Investigating Cultural Appropriation and its Consequences

Investigating Cultural Appropriation and its Consequences

Cultural appropriation is often a topic of controversy in contemporary society. It refers to the adoption of elements from one culture by members of another culture, typically by dominant groups. While some view it as a way of appreciating other cultures, others view it as belittling the significance of those cultural elements to their original culture.

The consequences of cultural appropriation can be far-reaching, and it is essential to be mindful of these when engaging in cross-cultural dialogue and exchange. This article will explore cultural appropriation in detail, including its effects on cultural minorities and the role of privilege in perpetuating this practice.

Cultural Appropriation: A Brief Overview

As mentioned earlier, cultural appropriation occurs when members of one culture adopt elements from another culture that is not their own. This can include clothing, music, language, hairstyles, and even sacred practices. In many cases, these cultural elements are taken out of context, and their significance is completely ignored.

Cultural appropriation is commonly seen in Western society, where people from dominant cultures often adopt cultural elements from marginalized cultures. For instance, wearing Native American headdresses as a fashion statement, without understanding their cultural significance, is an act of cultural appropriation. Similarly, using traditional African hairstyles like box braids without acknowledging their historical and cultural value is an example of cultural appropriation.

The Impact of Cultural Appropriation

The effects of cultural appropriation can be manifold. Many cultural minorities feel frustrated and disrespected when their cultural elements are taken out of context and commoditized. It can lead to cultural erasure and the co-opting of their traditions for the benefit of dominant cultures.

One of the most significant impacts of cultural appropriation is the perpetuation of harmful stereotypes. Stereotypical depictions of cultures in media and advertising can be harmful and offensive, leading to the marginalization and stereotyping of marginalized groups. Cultural appropriation can also lead to cultural homogenization, where distinct cultures are blended and diluted as a result of cultural exchange.

Furthermore, the exploitation of cultural elements for profit can be detrimental to the cultural survival of marginalized communities. It takes away their agency and exploits their culture for monetary gain. This practice is especially damaging when the original creators of the cultural elements do not benefit financially from their use.

Privilege and Cultural Appropriation
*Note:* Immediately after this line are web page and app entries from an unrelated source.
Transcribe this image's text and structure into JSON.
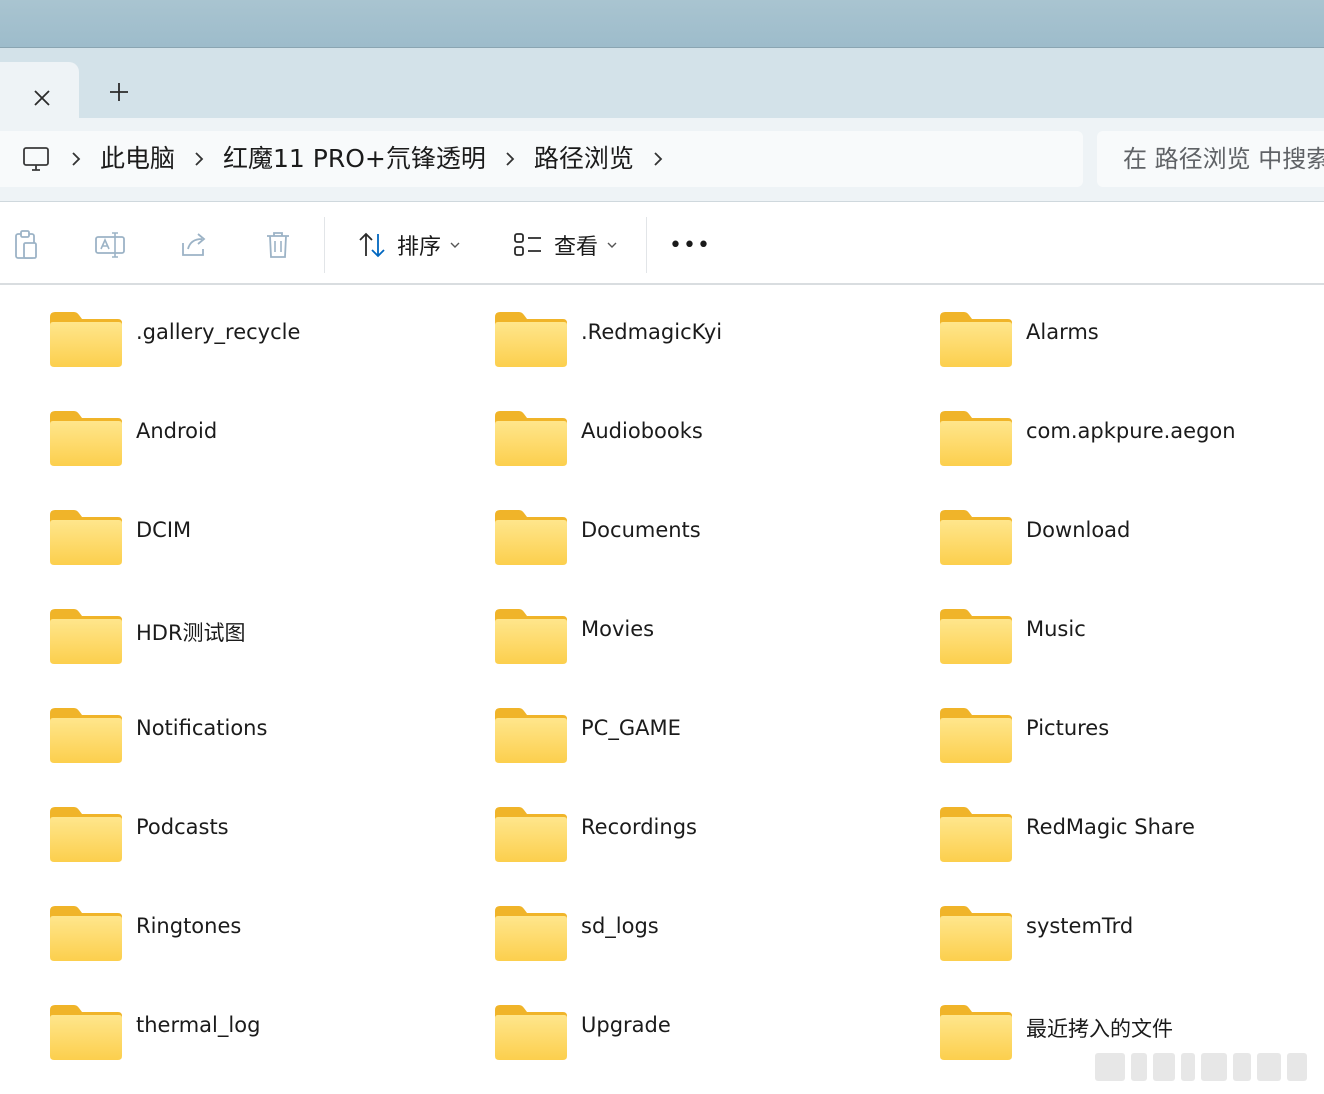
{
  "tabs": {
    "close_symbol": "✕",
    "new_tab_symbol": "+"
  },
  "breadcrumb": {
    "items": [
      "此电脑",
      "红魔11 PRO+氘锋透明",
      "路径浏览"
    ],
    "separator": "›"
  },
  "search": {
    "placeholder": "在 路径浏览 中搜索"
  },
  "toolbar": {
    "sort_label": "排序",
    "view_label": "查看",
    "more_symbol": "•••"
  },
  "folders": [
    [
      ".gallery_recycle",
      ".RedmagicKyi",
      "Alarms"
    ],
    [
      "Android",
      "Audiobooks",
      "com.apkpure.aegon"
    ],
    [
      "DCIM",
      "Documents",
      "Download"
    ],
    [
      "HDR测试图",
      "Movies",
      "Music"
    ],
    [
      "Notifications",
      "PC_GAME",
      "Pictures"
    ],
    [
      "Podcasts",
      "Recordings",
      "RedMagic Share"
    ],
    [
      "Ringtones",
      "sd_logs",
      "systemTrd"
    ],
    [
      "thermal_log",
      "Upgrade",
      "最近拷入的文件"
    ]
  ],
  "colors": {
    "folder_back": "#f0b429",
    "folder_front": "#fdd869",
    "accent": "#0067c0"
  }
}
Privilege plays a vital role in the perpetuation of cultural appropriation. Members of dominant cultures have the privilege of enjoying cultural elements without having to face the day-to-day oppression and discrimination faced by members of marginalized cultures. They have the luxury of taking elements from other cultures without facing the consequences and without having to give credit where credit is due.

Moreover, the commodification of cultural elements and the subsequent profiting from such practices can only be enjoyed by those with privilege. Marginalized cultures do not have the same financial resources and social capital to benefit from the use of their cultural elements. As such, the continued exploitation of their cultural elements perpetuates the cycle of oppression and marginalization.

Final Thoughts

Cultural appropriation is a complex phenomenon that requires careful examination and consideration. While the adoption of cultural elements can be a way of acknowledging and celebrating diversity, it can also be a way of exploiting and marginalizing marginalized cultures. The consequences of cultural appropriation are far-reaching, and it is essential to be mindful of these when engaging in cross-cultural exchange.

Ultimately, the move towards cultural appreciation requires a deep understanding and respect of the cultural elements in question. It requires us to acknowledge the historical and cultural significance of these elements and to give credit where credit is due. It also requires us to listen to the voices of marginalized cultures and to amplify their perspectives in the ongoing dialogue around cultural exchange. By doing so, we can create a more equitable and just cultural landscape that values diversity and celebrates the unique contributions of every culture.